## What you need to do
Please say how many lines in the entries below hold the string "title", with no other words.

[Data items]
== Segment start ==

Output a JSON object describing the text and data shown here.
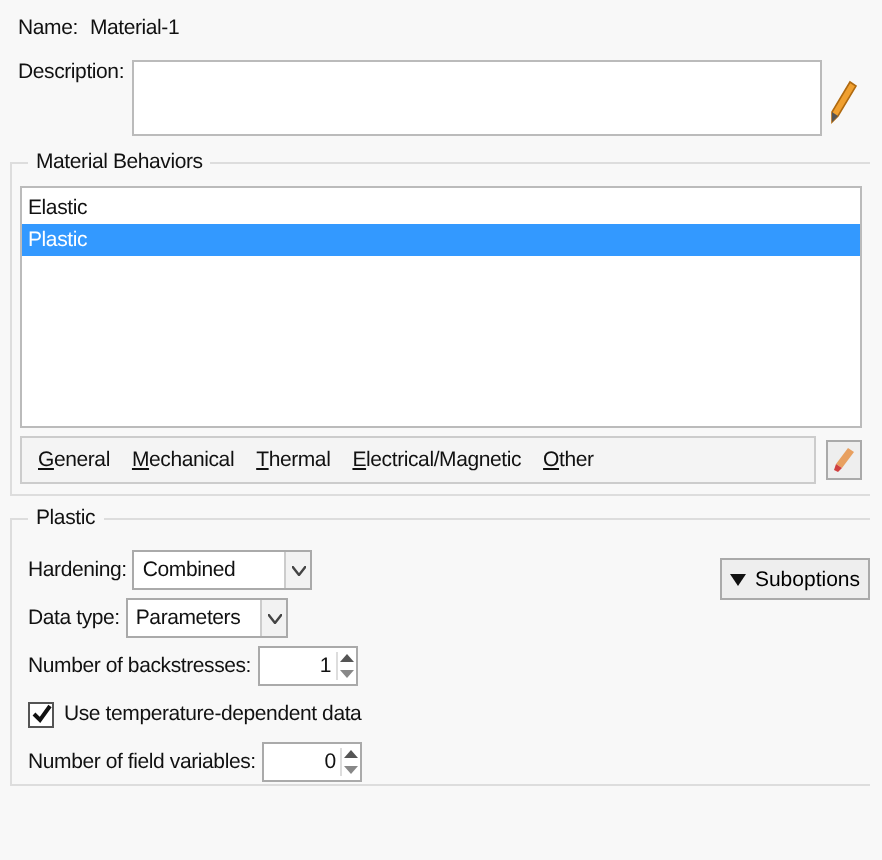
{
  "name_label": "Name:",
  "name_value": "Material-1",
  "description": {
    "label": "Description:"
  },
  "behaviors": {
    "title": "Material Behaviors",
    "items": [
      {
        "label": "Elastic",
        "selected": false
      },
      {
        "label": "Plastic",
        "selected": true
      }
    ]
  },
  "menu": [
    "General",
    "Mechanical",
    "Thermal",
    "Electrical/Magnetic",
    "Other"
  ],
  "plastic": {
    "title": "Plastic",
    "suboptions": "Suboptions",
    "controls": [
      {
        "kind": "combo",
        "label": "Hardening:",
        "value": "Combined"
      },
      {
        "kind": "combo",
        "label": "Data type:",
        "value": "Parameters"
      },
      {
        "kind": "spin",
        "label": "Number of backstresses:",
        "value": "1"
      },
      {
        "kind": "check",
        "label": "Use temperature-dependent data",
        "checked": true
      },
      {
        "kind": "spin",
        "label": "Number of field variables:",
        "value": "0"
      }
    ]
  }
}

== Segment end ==
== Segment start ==

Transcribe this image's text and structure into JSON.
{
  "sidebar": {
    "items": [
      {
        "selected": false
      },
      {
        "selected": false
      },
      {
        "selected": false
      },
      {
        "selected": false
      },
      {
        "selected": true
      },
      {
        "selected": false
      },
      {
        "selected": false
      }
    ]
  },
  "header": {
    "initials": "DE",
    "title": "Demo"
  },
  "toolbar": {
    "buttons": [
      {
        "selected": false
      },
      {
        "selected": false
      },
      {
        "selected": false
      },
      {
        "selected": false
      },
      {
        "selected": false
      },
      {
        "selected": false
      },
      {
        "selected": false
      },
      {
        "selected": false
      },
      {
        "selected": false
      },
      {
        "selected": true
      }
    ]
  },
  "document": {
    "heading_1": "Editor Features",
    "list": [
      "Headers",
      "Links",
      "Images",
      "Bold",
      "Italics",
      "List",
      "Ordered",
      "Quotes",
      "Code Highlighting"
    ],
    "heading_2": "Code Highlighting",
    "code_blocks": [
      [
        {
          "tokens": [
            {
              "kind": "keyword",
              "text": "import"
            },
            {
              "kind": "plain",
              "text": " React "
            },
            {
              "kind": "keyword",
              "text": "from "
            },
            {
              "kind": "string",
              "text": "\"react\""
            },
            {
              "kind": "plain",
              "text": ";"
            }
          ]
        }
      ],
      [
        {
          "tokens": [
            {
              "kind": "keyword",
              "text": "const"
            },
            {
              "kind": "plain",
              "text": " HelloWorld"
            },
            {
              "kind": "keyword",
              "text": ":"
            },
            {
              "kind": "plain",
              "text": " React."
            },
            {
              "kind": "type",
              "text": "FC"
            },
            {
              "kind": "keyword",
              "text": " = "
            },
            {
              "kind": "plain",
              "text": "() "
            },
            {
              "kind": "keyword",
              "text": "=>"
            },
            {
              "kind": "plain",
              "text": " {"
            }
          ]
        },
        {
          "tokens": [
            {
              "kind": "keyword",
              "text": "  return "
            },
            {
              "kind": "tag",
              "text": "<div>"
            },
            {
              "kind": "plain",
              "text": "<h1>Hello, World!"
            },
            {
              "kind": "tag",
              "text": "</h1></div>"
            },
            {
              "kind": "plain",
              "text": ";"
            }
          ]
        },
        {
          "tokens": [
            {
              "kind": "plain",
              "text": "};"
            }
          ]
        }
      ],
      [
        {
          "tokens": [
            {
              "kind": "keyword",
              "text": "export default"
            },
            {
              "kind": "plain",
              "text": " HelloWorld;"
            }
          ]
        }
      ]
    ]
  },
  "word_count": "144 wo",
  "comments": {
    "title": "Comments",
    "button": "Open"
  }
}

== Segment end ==

## Exercise result
4